(Interface dataset entries)
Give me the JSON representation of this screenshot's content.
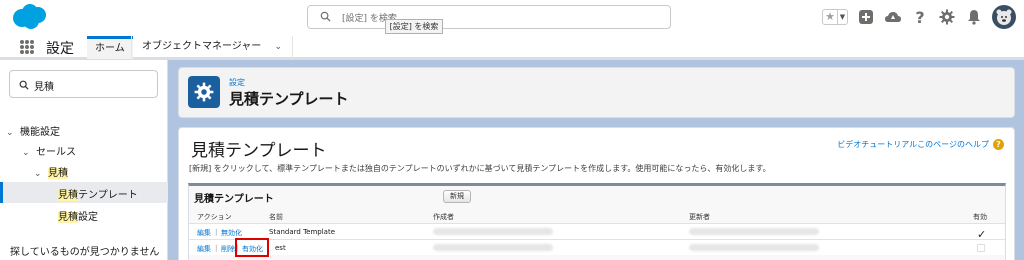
{
  "header": {
    "search_placeholder": "[設定] を検索",
    "tooltip": "[設定] を検索"
  },
  "nav": {
    "app_name": "設定",
    "tabs": [
      {
        "label": "ホーム"
      },
      {
        "label": "オブジェクトマネージャー"
      }
    ]
  },
  "sidebar": {
    "quick_find_value": "見積",
    "tree": {
      "features": "機能設定",
      "sales": "セールス",
      "quote": "見積",
      "quote_templates_prefix": "見積",
      "quote_templates_suffix": "テンプレート",
      "quote_settings_prefix": "見積",
      "quote_settings_suffix": "設定"
    },
    "help_question": "探しているものが見つかりませんか?"
  },
  "page_header": {
    "breadcrumb": "設定",
    "title": "見積テンプレート"
  },
  "content": {
    "title": "見積テンプレート",
    "help_link": "ビデオチュートリアルこのページのヘルプ",
    "help_icon": "?",
    "description": "[新規] をクリックして、標準テンプレートまたは独自のテンプレートのいずれかに基づいて見積テンプレートを作成します。使用可能になったら、有効化します。",
    "table": {
      "title": "見積テンプレート",
      "new_button": "新規",
      "columns": {
        "action": "アクション",
        "name": "名前",
        "created_by": "作成者",
        "modified_by": "更新者",
        "active": "有効"
      },
      "rows": [
        {
          "edit": "編集",
          "sep": "|",
          "action2": "無効化",
          "name": "Standard Template",
          "active": true,
          "active_mark": "✓"
        },
        {
          "edit": "編集",
          "sep": "|",
          "action2": "削除",
          "sep2": "|",
          "action3": "有効化",
          "name": "est",
          "active": false
        }
      ]
    }
  },
  "colors": {
    "accent": "#0176d3",
    "highlight": "#fff3a8",
    "annotation_red": "#e00000",
    "main_background": "#b0c4df"
  },
  "icons": [
    "salesforce-cloud-logo",
    "search-icon",
    "star-icon",
    "plus-icon",
    "trailhead-icon",
    "help-icon",
    "gear-icon",
    "bell-icon",
    "avatar",
    "app-launcher-icon",
    "chevron-down-icon"
  ]
}
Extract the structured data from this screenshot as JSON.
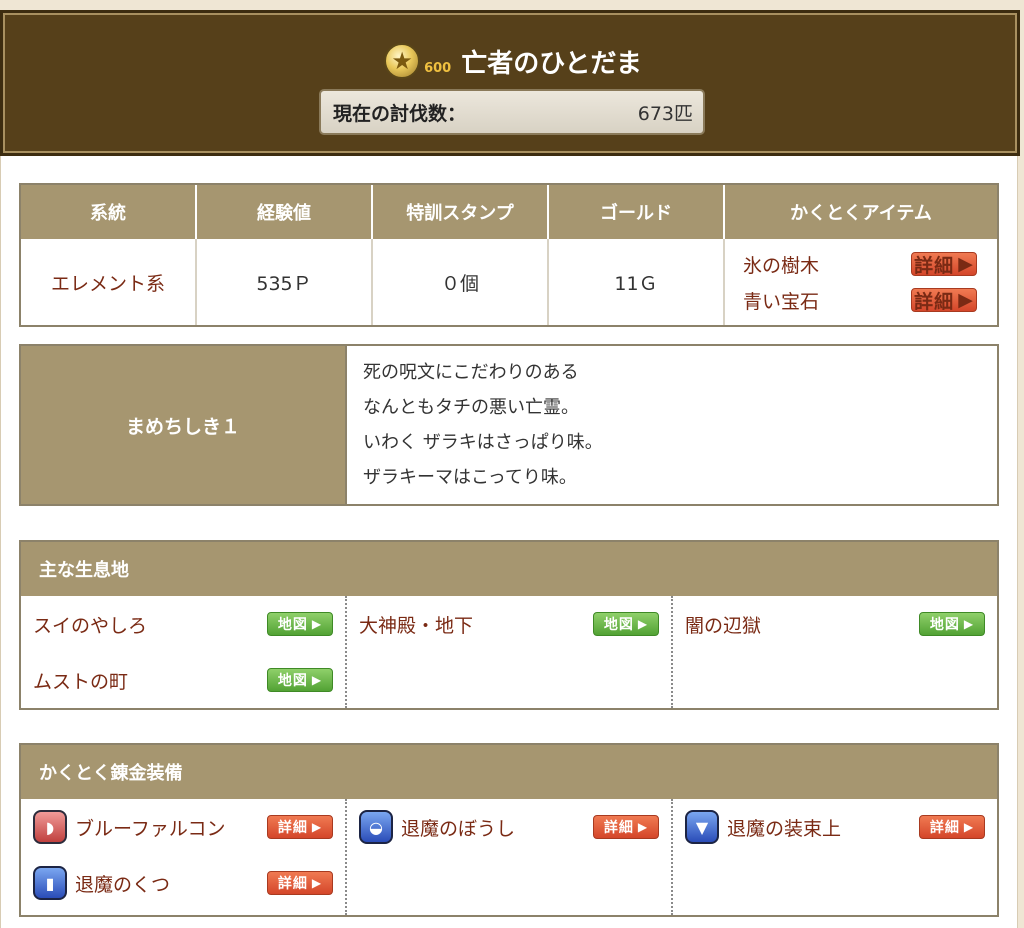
{
  "header": {
    "points": "600",
    "monster_name": "亡者のひとだま",
    "kill_label": "現在の討伐数：",
    "kill_value": "673匹"
  },
  "stats": {
    "headers": [
      "系統",
      "経験値",
      "特訓スタンプ",
      "ゴールド",
      "かくとくアイテム"
    ],
    "type": "エレメント系",
    "exp": "535Ｐ",
    "stamp": "０個",
    "gold": "11Ｇ",
    "items": [
      "氷の樹木",
      "青い宝石"
    ]
  },
  "trivia": {
    "label": "まめちしき１",
    "lines": [
      "死の呪文にこだわりのある",
      "なんともタチの悪い亡霊。",
      "いわく ザラキはさっぱり味。",
      "ザラキーマはこってり味。"
    ]
  },
  "habitat": {
    "title": "主な生息地",
    "places": [
      "スイのやしろ",
      "ムストの町",
      "大神殿・地下",
      "闇の辺獄"
    ]
  },
  "equipment": {
    "title": "かくとく錬金装備",
    "items": [
      "ブルーファルコン",
      "退魔のくつ",
      "退魔のぼうし",
      "退魔の装束上"
    ]
  },
  "buttons": {
    "detail": "詳細",
    "map": "地図"
  },
  "icons": {
    "star": "star-icon",
    "arrow": "triangle-right-icon"
  }
}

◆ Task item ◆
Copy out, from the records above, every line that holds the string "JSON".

◆ Solution for this exercise ◆
Give me the JSON representation of this screenshot's content.
Extract the structured data from this screenshot as JSON.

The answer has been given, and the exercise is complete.